Exploitation Route My model of image-making and ideology formation could inspire historians of all periods, and also contemporary media studies: it fits into notions of distributed content creation online, for example. My work on the imperial senate will be of interest to political and cultural historians of the imperial period, and to art historians working on these particular monuments. My re-evaluation of the senate's role in producing imagery has the potential to affect the way the Roman empire is taught at GCSE and A-Level, where syllabuses include these monuments but usually emphasise the emperor's agency alone.

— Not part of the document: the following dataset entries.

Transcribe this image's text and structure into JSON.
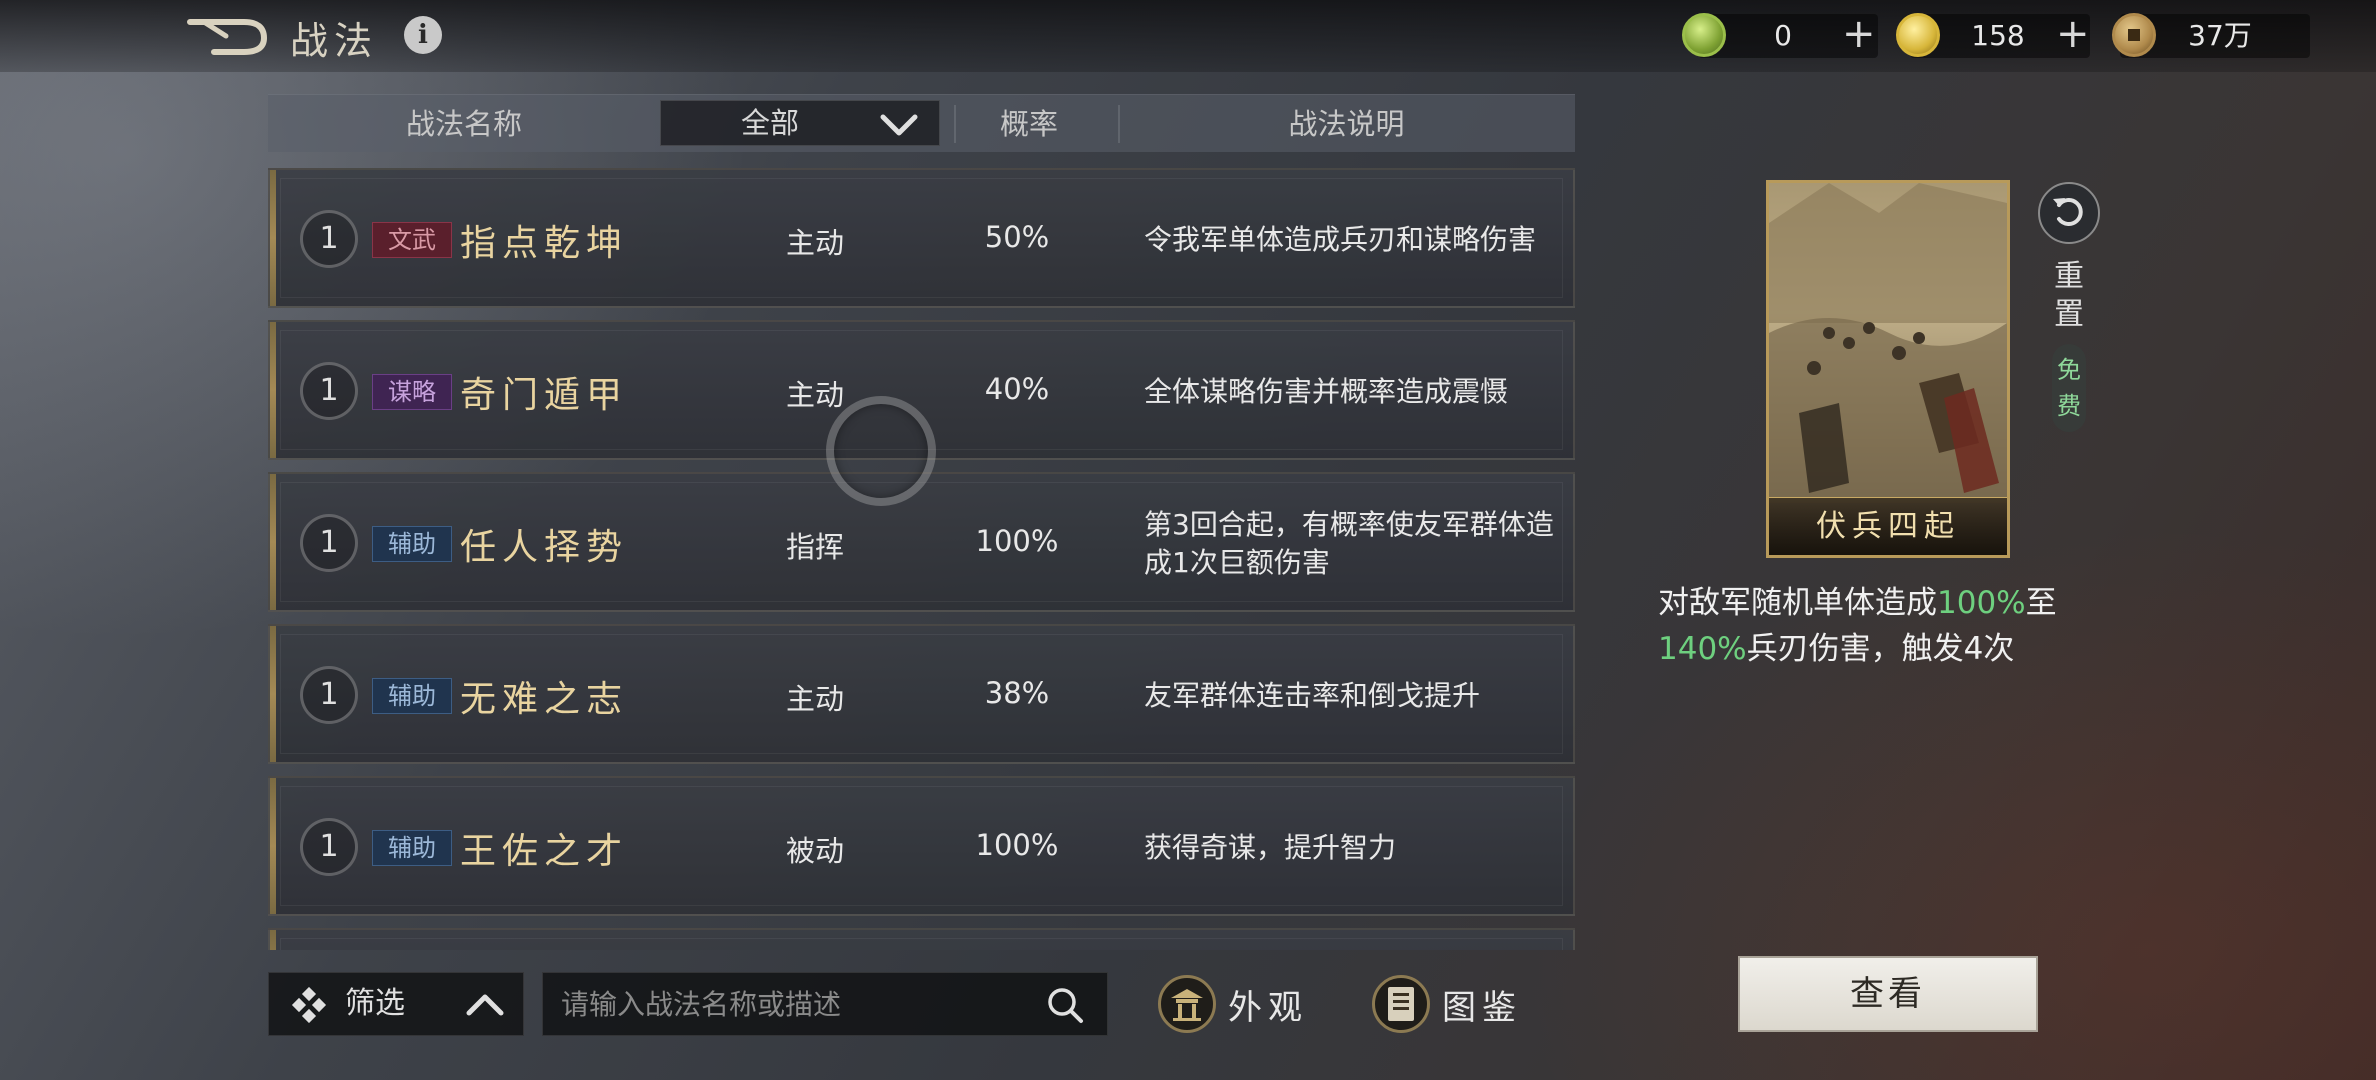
{
  "header": {
    "title": "战法",
    "info_icon": "info-icon",
    "back_icon": "back-arrow-icon"
  },
  "currencies": [
    {
      "icon": "jade-coin-icon",
      "value": "0",
      "has_plus": true,
      "color": "#9bbf4a"
    },
    {
      "icon": "gold-coin-icon",
      "value": "158",
      "has_plus": true,
      "color": "#d7b63a"
    },
    {
      "icon": "copper-coin-icon",
      "value": "37万",
      "has_plus": false,
      "color": "#b08a4c"
    }
  ],
  "table": {
    "col_name": "战法名称",
    "col_filter": "全部",
    "col_rate": "概率",
    "col_desc": "战法说明",
    "rows": [
      {
        "level": "1",
        "tag": "文武",
        "tag_style": "wenwu",
        "name": "指点乾坤",
        "type": "主动",
        "rate": "50%",
        "desc": "令我军单体造成兵刃和谋略伤害"
      },
      {
        "level": "1",
        "tag": "谋略",
        "tag_style": "moulue",
        "name": "奇门遁甲",
        "type": "主动",
        "rate": "40%",
        "desc": "全体谋略伤害并概率造成震慑"
      },
      {
        "level": "1",
        "tag": "辅助",
        "tag_style": "fuzhu",
        "name": "任人择势",
        "type": "指挥",
        "rate": "100%",
        "desc": "第3回合起，有概率使友军群体造成1次巨额伤害"
      },
      {
        "level": "1",
        "tag": "辅助",
        "tag_style": "fuzhu",
        "name": "无难之志",
        "type": "主动",
        "rate": "38%",
        "desc": "友军群体连击率和倒戈提升"
      },
      {
        "level": "1",
        "tag": "辅助",
        "tag_style": "fuzhu",
        "name": "王佐之才",
        "type": "被动",
        "rate": "100%",
        "desc": "获得奇谋，提升智力"
      }
    ]
  },
  "bottom": {
    "filter_label": "筛选",
    "search_placeholder": "请输入战法名称或描述",
    "appearance_label": "外观",
    "codex_label": "图鉴"
  },
  "detail": {
    "card_name": "伏兵四起",
    "reset_label": "重置",
    "free_label": "免费",
    "desc_prefix": "对敌军随机单体造成",
    "desc_hl1": "100%",
    "desc_mid": "至",
    "desc_hl2": "140%",
    "desc_suffix": "兵刃伤害，触发4次",
    "view_button": "查看"
  }
}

My analyses of these specific monuments, which are popular tourist destinations, could be taken up by content creators aiming at tourists.
Sectors Education,Leisure Activities, including Sports, Recreation and Tourism,Culture, Heritage, Museums and Collections

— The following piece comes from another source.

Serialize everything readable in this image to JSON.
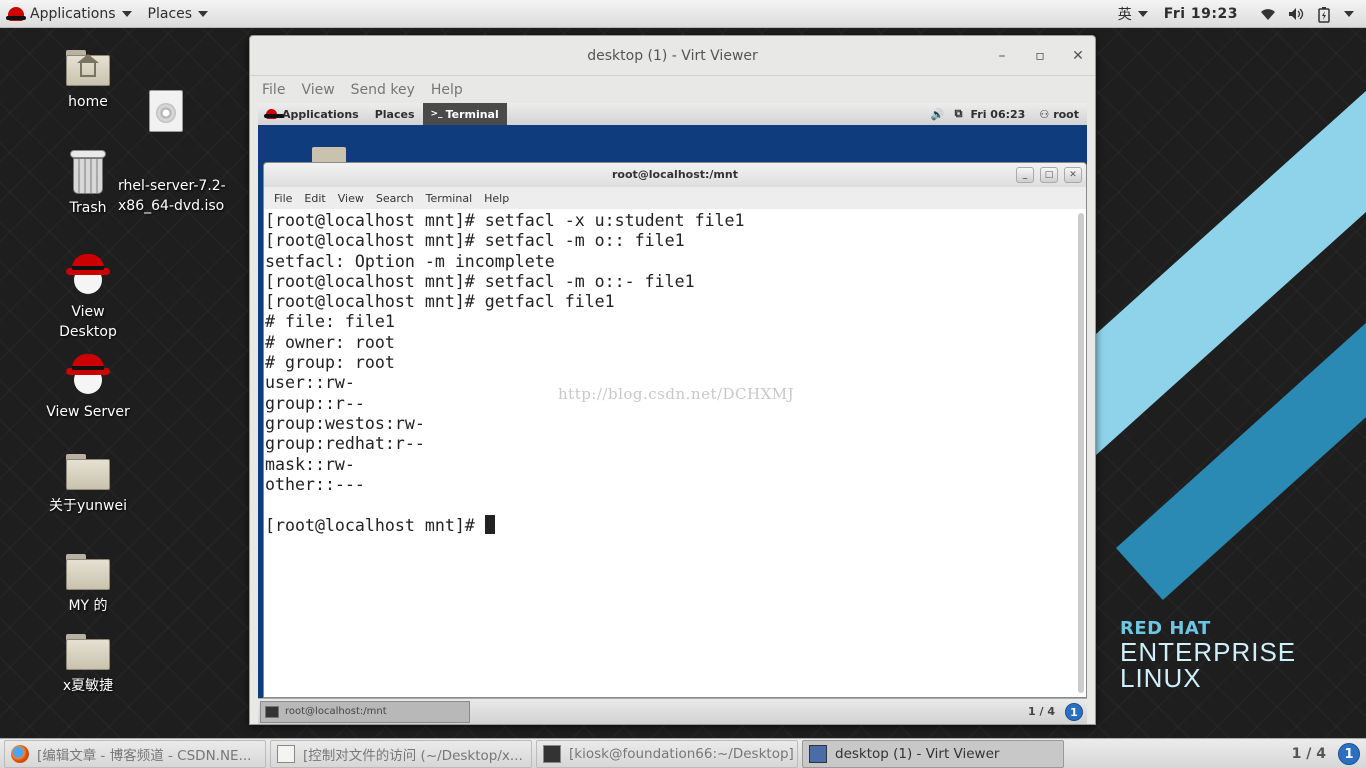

Description Christopherson-Knott fellowship
Amount £7,500 (GBP)
Organisation Durham University 
Sector Academic/University
Country United Kingdom
Start 10/2018 
End 12/2018
Description IAS Major Project
Amount £7,500 (GBP)
Organisation Durham University 
Sector Academic/University
Country United Kingdom
Start 01/2019 
End 04/2019
Description Sydney Rule of Law 
Organisation University of Sydney
Department School of Information Technologies
Country Australia 
Sector Academic/University 
PI Contribution Participated in a conference; agreed to be a collaborator on a grant application to Australian governmental funding.
Collaborator Contribution Organised a conference; paid for flights and accommodation in Sydney.
Impact Multidisciplinary: Classics and Law
Start Year 2017
Description podcast (Rome) 
Form Of Engagement Activity A broadcast e.g. TV/radio/film/podcast (other than news/press)
Part Of Official Scheme? No
Geographic Reach International
Primary Audience Public/other audiences
Results and Impact My public lecture 'The imperial senate and the city of Rome', given in Rome on 9/11/16, was uploaded as a podcast to Youtube. In the month since it was posted it has 144 views.
Year(s) Of Engagement Activity 2017